**Task item**
Retype the data in its entirety, with no word changed.

[Entries from a dataset of interfaces]
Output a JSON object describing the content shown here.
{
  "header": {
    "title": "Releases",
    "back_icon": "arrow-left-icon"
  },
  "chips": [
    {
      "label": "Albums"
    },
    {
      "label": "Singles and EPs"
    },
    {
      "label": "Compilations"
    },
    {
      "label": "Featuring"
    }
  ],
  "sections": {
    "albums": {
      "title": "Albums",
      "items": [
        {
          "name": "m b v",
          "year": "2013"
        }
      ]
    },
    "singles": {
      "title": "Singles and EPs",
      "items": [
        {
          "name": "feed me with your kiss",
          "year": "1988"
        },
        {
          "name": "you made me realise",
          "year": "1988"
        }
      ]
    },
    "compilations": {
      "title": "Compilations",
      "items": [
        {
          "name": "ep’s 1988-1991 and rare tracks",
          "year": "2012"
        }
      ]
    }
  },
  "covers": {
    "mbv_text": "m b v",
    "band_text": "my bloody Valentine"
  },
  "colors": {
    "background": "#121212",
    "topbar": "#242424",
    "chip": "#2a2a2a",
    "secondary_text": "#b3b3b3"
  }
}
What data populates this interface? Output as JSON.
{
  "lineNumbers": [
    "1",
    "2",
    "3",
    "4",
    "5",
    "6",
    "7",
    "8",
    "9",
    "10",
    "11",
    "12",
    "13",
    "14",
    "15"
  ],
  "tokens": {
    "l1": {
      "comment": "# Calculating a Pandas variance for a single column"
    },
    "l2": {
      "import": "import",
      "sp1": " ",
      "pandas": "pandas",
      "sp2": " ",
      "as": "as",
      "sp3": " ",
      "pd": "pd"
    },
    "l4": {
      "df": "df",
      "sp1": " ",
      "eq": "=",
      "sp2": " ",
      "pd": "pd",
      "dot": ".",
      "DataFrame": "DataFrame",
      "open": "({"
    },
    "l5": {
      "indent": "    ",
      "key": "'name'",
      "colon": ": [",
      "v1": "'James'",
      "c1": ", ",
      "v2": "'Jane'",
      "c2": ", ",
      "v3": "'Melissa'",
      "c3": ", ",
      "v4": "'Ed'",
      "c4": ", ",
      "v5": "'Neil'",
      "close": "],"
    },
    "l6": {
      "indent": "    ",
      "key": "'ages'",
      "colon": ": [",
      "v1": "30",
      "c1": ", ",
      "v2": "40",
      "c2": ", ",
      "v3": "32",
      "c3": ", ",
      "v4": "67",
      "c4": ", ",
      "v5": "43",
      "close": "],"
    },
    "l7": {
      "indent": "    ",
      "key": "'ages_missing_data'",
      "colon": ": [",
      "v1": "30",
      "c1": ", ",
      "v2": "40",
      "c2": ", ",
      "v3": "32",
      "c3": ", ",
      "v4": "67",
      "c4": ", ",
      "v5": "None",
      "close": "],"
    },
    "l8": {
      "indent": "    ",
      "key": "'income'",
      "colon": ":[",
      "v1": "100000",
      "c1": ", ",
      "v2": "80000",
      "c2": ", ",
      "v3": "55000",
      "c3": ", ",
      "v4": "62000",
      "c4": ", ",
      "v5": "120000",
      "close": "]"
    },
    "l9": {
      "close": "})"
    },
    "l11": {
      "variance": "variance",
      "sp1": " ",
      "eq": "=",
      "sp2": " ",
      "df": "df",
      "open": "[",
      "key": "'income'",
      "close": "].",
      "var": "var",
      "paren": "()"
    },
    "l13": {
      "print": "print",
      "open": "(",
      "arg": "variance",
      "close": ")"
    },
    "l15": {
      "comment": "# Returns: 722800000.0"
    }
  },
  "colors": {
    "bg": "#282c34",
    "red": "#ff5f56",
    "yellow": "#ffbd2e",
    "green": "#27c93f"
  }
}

**Result of the exercise**
Output a JSON object describing the content shown here.
{
  "header": {
    "title": "Releases",
    "back_icon": "arrow-left-icon"
  },
  "chips": [
    {
      "label": "Albums"
    },
    {
      "label": "Singles and EPs"
    },
    {
      "label": "Compilations"
    },
    {
      "label": "Featuring"
    }
  ],
  "sections": {
    "albums": {
      "title": "Albums",
      "items": [
        {
          "name": "m b v",
          "year": "2013"
        }
      ]
    },
    "singles": {
      "title": "Singles and EPs",
      "items": [
        {
          "name": "feed me with your kiss",
          "year": "1988"
        },
        {
          "name": "you made me realise",
          "year": "1988"
        }
      ]
    },
    "compilations": {
      "title": "Compilations",
      "items": [
        {
          "name": "ep’s 1988-1991 and rare tracks",
          "year": "2012"
        }
      ]
    }
  },
  "covers": {
    "mbv_text": "m b v",
    "band_text": "my bloody Valentine"
  },
  "colors": {
    "background": "#121212",
    "topbar": "#242424",
    "chip": "#2a2a2a",
    "secondary_text": "#b3b3b3"
  }
}
What data populates this interface? Output as JSON.
{
  "lineNumbers": [
    "1",
    "2",
    "3",
    "4",
    "5",
    "6",
    "7",
    "8",
    "9",
    "10",
    "11",
    "12",
    "13",
    "14",
    "15"
  ],
  "tokens": {
    "l1": {
      "comment": "# Calculating a Pandas variance for a single column"
    },
    "l2": {
      "import": "import",
      "sp1": " ",
      "pandas": "pandas",
      "sp2": " ",
      "as": "as",
      "sp3": " ",
      "pd": "pd"
    },
    "l4": {
      "df": "df",
      "sp1": " ",
      "eq": "=",
      "sp2": " ",
      "pd": "pd",
      "dot": ".",
      "DataFrame": "DataFrame",
      "open": "({"
    },
    "l5": {
      "indent": "    ",
      "key": "'name'",
      "colon": ": [",
      "v1": "'James'",
      "c1": ", ",
      "v2": "'Jane'",
      "c2": ", ",
      "v3": "'Melissa'",
      "c3": ", ",
      "v4": "'Ed'",
      "c4": ", ",
      "v5": "'Neil'",
      "close": "],"
    },
    "l6": {
      "indent": "    ",
      "key": "'ages'",
      "colon": ": [",
      "v1": "30",
      "c1": ", ",
      "v2": "40",
      "c2": ", ",
      "v3": "32",
      "c3": ", ",
      "v4": "67",
      "c4": ", ",
      "v5": "43",
      "close": "],"
    },
    "l7": {
      "indent": "    ",
      "key": "'ages_missing_data'",
      "colon": ": [",
      "v1": "30",
      "c1": ", ",
      "v2": "40",
      "c2": ", ",
      "v3": "32",
      "c3": ", ",
      "v4": "67",
      "c4": ", ",
      "v5": "None",
      "close": "],"
    },
    "l8": {
      "indent": "    ",
      "key": "'income'",
      "colon": ":[",
      "v1": "100000",
      "c1": ", ",
      "v2": "80000",
      "c2": ", ",
      "v3": "55000",
      "c3": ", ",
      "v4": "62000",
      "c4": ", ",
      "v5": "120000",
      "close": "]"
    },
    "l9": {
      "close": "})"
    },
    "l11": {
      "variance": "variance",
      "sp1": " ",
      "eq": "=",
      "sp2": " ",
      "df": "df",
      "open": "[",
      "key": "'income'",
      "close": "].",
      "var": "var",
      "paren": "()"
    },
    "l13": {
      "print": "print",
      "open": "(",
      "arg": "variance",
      "close": ")"
    },
    "l15": {
      "comment": "# Returns: 722800000.0"
    }
  },
  "colors": {
    "bg": "#282c34",
    "red": "#ff5f56",
    "yellow": "#ffbd2e",
    "green": "#27c93f"
  }
}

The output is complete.